Perform for social attention and praise? YES NO
Combine lots of sounds together as though talking (abada baduh abee)? YES NO
Show an interest in simple picture books? YES NO

By 18 months

Does the child?

Understand the meaning of in and out, off and on? YES NO
Point to more than 2 body parts when asked? YES NO
Use at least 20 words consistently? YES NO
Respond with words or gestures to simple questions (Where's teddy? What's that?)? YES NO
Demonstrate some pretend play with toys (gives teddy bear a drink, pretends a bowl is a hat)? YES NO
Make at least four different consonant sounds (p ,b, m, n, d, g, w, h)? YES NO
Enjoy being read to and sharing simple books with you? YES NO
Point to pictures using one finger? YES NO

By 2 years

Does the child?

Follow two-step directions (Go find your teddy bear and show it to Grandma.)? YES NO
Use 100 to 150 words? YES NO
Use at least two pronouns (you, me, mine)? YES NO
Consistently combine two to four words in short phrases (Daddy hat. Truck go down.)? YES NO
Enjoy being around other children? YES NO
Begin to offer toys to other children and imitate other children's actions and words? YES NO
Use words that are understood by others 50 to 60 per cent of the time? YES NO
Form words or sounds easily and without effort? YES NO
Hold books the right way up and turn the pages? YES NO
Read to stuffed animals or toys? YES NO
Scribble with crayons? YES NO

By 30 months

Does the child?

Understand the concepts of size (big/little) and quantity (a little/a lot, more)? YES NO
Use some adult grammar (two cookies, bird flying, I jumped)? YES NO
Use over 350 words? YES NO
Use action words such as run, spill, fall? YES NO
Participate in some turn-taking activities with peers, using both words and toys?
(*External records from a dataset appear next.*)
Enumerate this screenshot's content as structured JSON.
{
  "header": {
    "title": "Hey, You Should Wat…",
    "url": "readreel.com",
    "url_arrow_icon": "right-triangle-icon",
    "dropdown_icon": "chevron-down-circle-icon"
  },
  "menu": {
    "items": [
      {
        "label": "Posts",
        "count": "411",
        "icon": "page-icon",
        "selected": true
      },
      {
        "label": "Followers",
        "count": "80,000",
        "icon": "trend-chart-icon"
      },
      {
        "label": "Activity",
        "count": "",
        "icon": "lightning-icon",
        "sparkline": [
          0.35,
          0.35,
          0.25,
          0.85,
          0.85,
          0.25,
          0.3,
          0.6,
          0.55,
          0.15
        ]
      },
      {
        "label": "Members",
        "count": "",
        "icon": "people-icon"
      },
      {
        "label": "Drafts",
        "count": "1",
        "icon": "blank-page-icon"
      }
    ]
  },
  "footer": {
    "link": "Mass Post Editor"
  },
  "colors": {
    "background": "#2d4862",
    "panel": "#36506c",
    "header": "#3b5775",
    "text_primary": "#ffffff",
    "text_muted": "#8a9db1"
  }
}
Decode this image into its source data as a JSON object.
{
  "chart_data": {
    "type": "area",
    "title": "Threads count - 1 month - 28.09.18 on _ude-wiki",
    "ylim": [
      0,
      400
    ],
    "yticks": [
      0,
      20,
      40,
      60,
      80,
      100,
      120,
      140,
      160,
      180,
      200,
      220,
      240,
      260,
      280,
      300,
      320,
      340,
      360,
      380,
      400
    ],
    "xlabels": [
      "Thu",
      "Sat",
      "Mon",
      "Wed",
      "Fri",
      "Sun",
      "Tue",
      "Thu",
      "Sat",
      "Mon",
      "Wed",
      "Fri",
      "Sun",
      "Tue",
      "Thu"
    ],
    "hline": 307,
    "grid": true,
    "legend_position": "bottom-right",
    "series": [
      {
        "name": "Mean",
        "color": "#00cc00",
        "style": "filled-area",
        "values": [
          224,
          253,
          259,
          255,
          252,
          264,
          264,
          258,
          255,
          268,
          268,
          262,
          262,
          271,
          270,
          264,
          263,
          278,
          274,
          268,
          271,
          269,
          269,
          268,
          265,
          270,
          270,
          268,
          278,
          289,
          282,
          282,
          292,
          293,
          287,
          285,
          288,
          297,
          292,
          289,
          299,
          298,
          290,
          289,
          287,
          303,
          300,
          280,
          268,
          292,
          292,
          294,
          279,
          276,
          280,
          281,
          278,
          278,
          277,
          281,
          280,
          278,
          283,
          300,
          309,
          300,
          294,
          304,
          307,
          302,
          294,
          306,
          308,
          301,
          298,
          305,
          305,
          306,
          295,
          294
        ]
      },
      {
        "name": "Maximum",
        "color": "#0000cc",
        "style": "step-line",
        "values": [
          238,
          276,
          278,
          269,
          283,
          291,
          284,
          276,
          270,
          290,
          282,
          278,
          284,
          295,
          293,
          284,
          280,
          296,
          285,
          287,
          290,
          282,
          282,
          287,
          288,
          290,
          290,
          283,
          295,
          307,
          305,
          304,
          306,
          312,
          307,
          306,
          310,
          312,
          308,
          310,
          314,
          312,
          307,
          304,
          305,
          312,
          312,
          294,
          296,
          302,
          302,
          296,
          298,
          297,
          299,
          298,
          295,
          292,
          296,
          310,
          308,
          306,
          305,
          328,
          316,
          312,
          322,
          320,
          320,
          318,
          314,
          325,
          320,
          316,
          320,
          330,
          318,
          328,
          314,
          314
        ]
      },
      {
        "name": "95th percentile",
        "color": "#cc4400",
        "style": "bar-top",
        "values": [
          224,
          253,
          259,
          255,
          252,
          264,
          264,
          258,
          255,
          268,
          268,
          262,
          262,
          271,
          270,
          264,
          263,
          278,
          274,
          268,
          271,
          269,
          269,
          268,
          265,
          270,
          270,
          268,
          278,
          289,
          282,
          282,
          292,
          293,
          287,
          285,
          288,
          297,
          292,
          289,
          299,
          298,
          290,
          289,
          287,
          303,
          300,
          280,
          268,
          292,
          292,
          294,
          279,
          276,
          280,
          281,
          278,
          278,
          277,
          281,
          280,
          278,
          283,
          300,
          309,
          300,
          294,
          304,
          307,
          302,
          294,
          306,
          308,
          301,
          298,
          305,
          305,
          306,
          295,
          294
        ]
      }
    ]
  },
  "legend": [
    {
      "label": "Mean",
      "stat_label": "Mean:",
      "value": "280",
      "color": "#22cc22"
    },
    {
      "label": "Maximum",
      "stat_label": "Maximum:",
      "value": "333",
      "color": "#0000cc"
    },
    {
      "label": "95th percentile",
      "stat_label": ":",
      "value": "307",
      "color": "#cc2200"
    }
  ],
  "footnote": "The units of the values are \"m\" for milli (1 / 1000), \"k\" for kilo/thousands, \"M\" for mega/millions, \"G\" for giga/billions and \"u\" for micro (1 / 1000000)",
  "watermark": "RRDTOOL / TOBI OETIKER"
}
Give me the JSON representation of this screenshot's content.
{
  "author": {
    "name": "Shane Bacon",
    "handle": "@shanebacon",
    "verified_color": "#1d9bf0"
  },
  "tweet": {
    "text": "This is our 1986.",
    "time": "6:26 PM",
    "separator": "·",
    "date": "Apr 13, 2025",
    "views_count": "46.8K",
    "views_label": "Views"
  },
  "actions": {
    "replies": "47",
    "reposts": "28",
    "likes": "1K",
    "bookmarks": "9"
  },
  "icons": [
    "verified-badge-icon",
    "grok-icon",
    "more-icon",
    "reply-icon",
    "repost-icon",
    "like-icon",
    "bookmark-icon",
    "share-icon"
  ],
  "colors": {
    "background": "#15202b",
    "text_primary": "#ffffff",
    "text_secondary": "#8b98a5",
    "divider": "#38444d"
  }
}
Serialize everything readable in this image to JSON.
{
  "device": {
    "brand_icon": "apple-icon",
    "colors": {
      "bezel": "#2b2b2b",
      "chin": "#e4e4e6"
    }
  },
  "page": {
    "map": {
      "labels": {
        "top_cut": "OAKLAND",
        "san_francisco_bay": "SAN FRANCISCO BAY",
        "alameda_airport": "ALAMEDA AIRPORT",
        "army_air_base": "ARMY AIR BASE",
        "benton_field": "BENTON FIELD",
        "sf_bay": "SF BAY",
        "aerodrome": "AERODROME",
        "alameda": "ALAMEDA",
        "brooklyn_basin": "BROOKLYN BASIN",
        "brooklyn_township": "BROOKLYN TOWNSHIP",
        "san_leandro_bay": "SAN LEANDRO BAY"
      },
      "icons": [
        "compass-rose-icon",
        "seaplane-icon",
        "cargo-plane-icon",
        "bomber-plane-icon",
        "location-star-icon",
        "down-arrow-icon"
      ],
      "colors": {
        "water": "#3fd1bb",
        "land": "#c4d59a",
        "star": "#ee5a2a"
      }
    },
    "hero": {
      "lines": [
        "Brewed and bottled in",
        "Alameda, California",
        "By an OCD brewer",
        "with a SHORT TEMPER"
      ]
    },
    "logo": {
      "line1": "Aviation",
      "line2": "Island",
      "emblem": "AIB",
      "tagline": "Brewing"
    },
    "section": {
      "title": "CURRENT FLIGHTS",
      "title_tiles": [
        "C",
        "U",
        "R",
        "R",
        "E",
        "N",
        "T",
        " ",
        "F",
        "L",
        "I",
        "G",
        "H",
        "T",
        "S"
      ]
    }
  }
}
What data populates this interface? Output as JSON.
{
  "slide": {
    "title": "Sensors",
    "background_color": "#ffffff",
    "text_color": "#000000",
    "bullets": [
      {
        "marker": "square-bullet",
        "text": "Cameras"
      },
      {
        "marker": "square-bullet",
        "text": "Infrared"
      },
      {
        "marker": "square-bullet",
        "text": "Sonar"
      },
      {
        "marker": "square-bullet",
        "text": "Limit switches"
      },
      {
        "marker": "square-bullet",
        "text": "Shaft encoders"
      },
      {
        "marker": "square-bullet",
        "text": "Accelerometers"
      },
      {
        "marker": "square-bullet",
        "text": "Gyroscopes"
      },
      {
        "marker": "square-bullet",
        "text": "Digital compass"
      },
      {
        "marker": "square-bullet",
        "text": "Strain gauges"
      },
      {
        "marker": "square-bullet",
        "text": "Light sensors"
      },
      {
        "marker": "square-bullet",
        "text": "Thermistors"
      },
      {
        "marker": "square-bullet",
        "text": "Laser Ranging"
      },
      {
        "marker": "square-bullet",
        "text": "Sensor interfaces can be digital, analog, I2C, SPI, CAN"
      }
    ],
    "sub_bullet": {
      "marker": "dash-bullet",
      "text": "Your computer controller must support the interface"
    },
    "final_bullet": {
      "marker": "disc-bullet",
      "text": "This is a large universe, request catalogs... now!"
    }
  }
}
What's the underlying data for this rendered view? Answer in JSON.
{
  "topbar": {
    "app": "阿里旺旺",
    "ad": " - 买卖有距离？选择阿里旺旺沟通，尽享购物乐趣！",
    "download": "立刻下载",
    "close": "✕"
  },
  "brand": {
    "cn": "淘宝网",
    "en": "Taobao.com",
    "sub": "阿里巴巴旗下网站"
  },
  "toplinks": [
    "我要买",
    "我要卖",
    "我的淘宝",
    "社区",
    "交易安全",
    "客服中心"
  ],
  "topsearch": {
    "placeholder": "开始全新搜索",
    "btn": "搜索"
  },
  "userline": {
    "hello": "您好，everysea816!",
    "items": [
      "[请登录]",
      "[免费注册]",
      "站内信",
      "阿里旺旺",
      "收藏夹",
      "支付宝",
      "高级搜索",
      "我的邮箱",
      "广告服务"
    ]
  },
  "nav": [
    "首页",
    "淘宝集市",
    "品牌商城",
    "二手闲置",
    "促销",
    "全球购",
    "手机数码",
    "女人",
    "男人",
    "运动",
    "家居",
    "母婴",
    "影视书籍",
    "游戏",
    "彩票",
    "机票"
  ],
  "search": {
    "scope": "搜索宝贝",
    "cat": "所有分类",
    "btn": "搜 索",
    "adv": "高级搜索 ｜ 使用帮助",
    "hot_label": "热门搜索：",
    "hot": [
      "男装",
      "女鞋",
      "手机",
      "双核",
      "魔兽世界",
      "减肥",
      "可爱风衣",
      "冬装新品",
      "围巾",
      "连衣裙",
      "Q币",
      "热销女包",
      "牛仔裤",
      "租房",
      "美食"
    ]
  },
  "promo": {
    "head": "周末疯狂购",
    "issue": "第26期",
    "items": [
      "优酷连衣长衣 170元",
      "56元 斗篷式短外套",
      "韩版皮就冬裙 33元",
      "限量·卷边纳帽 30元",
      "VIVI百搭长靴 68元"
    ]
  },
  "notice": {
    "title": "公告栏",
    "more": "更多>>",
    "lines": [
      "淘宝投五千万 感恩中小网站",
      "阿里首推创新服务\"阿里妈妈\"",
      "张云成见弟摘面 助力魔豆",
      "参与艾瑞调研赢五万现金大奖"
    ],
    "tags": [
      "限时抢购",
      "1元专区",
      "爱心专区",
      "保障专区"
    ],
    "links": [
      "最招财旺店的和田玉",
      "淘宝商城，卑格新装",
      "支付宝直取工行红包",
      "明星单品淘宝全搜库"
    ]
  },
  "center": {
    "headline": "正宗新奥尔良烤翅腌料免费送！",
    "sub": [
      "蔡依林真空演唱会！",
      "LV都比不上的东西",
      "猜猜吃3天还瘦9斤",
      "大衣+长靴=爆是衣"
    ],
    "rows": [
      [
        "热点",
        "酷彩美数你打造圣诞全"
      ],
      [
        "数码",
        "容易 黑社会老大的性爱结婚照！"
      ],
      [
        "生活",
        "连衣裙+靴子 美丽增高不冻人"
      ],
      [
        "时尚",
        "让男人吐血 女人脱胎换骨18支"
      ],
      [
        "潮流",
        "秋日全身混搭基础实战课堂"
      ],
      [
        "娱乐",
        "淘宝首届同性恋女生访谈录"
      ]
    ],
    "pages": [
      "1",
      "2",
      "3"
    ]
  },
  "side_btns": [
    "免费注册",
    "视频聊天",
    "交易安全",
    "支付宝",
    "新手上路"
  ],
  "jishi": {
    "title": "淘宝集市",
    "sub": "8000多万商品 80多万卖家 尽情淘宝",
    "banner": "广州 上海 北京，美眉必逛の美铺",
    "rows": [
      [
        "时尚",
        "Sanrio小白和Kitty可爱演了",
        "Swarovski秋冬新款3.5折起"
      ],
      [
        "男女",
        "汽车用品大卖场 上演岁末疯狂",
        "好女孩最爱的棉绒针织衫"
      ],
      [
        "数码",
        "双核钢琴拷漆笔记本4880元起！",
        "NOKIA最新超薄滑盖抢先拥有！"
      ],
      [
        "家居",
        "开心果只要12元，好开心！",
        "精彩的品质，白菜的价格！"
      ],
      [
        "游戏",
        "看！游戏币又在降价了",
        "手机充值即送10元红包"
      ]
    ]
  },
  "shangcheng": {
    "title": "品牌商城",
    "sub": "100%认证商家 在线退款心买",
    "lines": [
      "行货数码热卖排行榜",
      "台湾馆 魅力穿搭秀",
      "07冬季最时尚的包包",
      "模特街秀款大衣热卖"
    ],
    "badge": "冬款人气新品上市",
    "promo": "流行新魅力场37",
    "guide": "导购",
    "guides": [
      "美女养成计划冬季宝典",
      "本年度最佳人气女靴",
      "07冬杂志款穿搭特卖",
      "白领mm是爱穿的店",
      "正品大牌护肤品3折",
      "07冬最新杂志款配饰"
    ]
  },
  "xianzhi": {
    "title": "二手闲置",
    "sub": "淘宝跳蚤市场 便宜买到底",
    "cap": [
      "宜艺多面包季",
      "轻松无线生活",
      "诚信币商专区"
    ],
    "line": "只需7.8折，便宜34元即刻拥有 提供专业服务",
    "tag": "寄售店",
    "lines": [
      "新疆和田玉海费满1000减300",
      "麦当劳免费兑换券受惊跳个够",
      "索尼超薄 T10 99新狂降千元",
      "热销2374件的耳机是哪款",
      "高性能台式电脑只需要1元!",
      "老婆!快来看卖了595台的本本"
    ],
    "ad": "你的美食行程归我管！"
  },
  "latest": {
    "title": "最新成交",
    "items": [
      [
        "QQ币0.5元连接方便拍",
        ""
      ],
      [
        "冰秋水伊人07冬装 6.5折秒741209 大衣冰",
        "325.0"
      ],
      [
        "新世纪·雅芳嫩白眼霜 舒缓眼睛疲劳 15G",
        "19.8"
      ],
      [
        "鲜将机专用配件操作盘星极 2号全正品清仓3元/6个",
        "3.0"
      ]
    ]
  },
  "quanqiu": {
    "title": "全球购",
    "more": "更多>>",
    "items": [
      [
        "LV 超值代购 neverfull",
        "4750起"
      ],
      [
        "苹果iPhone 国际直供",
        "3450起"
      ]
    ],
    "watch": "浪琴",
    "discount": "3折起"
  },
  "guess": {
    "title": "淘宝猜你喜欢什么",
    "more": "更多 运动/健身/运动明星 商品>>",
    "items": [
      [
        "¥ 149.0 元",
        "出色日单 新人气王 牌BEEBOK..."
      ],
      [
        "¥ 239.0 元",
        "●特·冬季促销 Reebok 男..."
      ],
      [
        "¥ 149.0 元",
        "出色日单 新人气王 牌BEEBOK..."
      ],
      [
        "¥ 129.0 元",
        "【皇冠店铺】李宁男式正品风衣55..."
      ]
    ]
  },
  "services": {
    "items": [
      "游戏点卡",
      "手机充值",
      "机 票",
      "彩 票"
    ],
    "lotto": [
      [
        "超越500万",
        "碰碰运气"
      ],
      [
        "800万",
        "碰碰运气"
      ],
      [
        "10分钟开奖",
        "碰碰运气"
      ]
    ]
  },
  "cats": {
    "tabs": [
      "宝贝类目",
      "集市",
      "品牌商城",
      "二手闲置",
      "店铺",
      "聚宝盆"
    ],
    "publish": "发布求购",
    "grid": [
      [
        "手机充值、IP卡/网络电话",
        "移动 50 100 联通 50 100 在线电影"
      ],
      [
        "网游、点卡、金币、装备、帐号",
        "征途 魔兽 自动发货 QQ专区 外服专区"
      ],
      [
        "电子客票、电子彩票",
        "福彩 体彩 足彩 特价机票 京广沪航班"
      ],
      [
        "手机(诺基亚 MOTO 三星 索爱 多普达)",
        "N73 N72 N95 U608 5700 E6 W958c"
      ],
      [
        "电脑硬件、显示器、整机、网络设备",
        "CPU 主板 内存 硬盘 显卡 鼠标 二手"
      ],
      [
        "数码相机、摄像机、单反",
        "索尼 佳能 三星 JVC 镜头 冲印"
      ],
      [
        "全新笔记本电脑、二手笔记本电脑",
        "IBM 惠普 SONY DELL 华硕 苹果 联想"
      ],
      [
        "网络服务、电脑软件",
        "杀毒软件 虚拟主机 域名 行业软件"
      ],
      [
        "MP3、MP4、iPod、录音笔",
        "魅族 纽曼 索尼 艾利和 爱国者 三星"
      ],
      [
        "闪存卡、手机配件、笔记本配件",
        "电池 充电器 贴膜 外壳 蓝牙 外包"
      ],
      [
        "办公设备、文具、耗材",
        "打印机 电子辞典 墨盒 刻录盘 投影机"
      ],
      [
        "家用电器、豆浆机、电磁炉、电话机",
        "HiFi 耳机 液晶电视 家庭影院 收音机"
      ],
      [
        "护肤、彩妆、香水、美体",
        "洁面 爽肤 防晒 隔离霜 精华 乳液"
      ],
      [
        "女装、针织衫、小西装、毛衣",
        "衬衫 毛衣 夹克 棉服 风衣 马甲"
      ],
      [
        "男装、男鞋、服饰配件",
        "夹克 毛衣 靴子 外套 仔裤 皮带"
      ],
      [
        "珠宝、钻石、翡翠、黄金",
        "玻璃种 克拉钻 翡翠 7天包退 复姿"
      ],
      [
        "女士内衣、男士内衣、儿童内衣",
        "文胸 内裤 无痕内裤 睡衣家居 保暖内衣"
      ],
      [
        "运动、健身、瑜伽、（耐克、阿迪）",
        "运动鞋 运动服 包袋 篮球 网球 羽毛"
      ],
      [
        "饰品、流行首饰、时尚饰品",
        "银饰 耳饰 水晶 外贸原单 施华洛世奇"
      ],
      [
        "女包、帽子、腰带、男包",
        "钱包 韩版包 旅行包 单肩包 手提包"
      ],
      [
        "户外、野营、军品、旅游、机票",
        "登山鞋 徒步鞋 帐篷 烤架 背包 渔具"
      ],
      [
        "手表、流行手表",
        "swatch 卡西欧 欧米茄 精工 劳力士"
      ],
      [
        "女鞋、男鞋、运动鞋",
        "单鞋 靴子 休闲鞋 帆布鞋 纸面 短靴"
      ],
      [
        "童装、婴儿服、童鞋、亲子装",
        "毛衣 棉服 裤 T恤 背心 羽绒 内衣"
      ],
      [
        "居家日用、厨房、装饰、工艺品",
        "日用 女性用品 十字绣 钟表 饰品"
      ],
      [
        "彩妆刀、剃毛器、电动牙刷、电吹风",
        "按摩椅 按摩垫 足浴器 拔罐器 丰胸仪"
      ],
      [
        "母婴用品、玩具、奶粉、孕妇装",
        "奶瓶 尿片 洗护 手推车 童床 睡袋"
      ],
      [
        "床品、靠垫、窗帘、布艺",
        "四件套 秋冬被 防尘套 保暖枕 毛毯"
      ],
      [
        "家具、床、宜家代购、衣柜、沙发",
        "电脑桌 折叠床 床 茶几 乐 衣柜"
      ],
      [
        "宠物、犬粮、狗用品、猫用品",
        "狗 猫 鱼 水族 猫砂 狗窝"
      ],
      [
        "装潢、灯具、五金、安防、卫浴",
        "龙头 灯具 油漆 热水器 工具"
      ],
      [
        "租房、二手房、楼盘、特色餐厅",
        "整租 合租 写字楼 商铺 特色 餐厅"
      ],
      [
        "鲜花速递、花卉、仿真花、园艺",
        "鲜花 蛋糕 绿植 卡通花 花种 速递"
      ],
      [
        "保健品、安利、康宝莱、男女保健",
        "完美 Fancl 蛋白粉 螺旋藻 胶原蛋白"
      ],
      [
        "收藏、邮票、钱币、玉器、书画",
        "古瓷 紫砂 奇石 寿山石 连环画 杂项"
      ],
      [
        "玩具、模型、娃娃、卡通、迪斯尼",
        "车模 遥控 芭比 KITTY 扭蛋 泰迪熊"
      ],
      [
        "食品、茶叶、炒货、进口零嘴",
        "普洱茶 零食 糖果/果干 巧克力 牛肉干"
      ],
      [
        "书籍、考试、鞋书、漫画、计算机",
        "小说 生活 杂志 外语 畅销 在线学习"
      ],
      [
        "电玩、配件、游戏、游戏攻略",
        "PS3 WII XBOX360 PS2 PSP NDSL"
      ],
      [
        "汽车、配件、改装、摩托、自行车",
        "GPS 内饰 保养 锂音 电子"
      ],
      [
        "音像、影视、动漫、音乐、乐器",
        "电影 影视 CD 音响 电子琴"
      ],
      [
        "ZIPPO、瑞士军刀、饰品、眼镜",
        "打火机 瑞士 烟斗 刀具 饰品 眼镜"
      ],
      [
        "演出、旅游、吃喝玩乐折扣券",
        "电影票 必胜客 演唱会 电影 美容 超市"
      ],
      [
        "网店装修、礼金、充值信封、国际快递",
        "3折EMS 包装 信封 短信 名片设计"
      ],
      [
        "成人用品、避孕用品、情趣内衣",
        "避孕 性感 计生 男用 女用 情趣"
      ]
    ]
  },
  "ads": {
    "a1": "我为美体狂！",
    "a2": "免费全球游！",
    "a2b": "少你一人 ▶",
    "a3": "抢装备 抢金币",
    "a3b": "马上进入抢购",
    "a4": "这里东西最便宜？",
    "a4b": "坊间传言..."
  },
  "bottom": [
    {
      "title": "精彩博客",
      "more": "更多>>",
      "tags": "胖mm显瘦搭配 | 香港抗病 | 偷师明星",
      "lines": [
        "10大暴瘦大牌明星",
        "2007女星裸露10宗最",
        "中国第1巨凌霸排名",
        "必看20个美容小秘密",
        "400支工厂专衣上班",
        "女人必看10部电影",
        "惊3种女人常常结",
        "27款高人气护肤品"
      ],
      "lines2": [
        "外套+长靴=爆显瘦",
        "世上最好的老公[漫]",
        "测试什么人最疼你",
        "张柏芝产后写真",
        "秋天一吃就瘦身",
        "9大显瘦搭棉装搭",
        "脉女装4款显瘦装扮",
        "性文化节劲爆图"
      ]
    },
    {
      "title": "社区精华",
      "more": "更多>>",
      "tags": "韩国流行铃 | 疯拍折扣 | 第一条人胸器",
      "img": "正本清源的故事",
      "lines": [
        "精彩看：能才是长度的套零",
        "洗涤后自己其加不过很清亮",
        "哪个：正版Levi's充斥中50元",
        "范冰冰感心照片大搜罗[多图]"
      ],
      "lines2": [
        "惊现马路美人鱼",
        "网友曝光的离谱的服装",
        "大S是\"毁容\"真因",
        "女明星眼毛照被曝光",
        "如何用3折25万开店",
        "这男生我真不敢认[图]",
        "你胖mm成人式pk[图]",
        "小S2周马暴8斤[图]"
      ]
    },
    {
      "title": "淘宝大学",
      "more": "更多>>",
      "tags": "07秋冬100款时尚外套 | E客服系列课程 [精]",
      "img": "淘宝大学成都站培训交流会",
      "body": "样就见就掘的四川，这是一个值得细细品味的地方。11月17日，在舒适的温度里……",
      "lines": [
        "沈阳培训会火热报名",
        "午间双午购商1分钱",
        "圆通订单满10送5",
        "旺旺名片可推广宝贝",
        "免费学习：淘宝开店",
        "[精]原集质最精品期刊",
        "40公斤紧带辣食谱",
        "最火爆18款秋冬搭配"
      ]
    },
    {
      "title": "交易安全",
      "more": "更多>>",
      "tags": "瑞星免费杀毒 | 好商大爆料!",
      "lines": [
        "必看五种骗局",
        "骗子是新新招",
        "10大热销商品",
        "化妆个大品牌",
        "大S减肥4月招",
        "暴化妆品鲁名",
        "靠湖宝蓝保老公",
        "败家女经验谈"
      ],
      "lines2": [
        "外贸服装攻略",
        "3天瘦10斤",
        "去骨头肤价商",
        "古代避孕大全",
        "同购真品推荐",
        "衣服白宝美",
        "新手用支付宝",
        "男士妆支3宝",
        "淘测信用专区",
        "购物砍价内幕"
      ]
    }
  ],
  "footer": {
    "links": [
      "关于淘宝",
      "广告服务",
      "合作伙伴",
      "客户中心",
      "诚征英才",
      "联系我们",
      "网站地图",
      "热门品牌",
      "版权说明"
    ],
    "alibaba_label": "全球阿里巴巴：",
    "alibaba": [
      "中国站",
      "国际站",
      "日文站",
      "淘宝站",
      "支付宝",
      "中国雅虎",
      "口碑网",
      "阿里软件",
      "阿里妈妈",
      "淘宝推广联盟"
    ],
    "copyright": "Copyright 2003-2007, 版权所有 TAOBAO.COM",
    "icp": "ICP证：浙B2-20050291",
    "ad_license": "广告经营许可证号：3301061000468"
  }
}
YES NO
Demonstrate concern when another child is hurt or sad? YES NO
Combine several actions in play (puts blocks in the train and drives the train, drops the blocks off.)? YES NO
Put sounds at the beginning of most words? YES NO
Use words with two or more syllables or beats (ba-na-na, com-pu-ter, a-pple)? YES NO
Recognize familiar logos and signs involving print (Stop sign)? YES NO
Remember and understand familiar stories? YES NO

By 3 years

Does the child?

Understand who, what, where and why questions? YES NO
Create long sentences using five to eight words? YES NO
Talk about past events (trip to grandparents house, day at child care)? YES NO
Tell simple stories? YES NO
Show affection for favourite playmates? YES NO
Engage in multi-step pretend play (pretending to cook a meal, repair a car)? YES NO
Talk in a way that most people outside of the family understand what she/he is saying most of the time? YES NO
Have an understanding of the function of print (menus, lists, signs)? YES NO
Show interest in, and awareness of, rhyming words? YES NO
Read to stuffed animals or toys? YES NO
Scribble with crayons? YES NO

By 4 years

Does the child?

Follow directions involving three or more steps (First get some paper, then draw a picture and give it to Mommy)? YES NO
Use adult type grammar? YES NO
Tell stories with a beginning, middle and end? YES NO
Talk to try and solve problems with adults and with other children? YES NO
Show increasingly complex imaginary play? YES NO
Talk in a way that is understood by strangers almost all the time? YES NO
Generate simple rhymes (cat-bat)? YES NO
Match some letters with their sounds (letter b says buh, letter t says tuh)? YES NO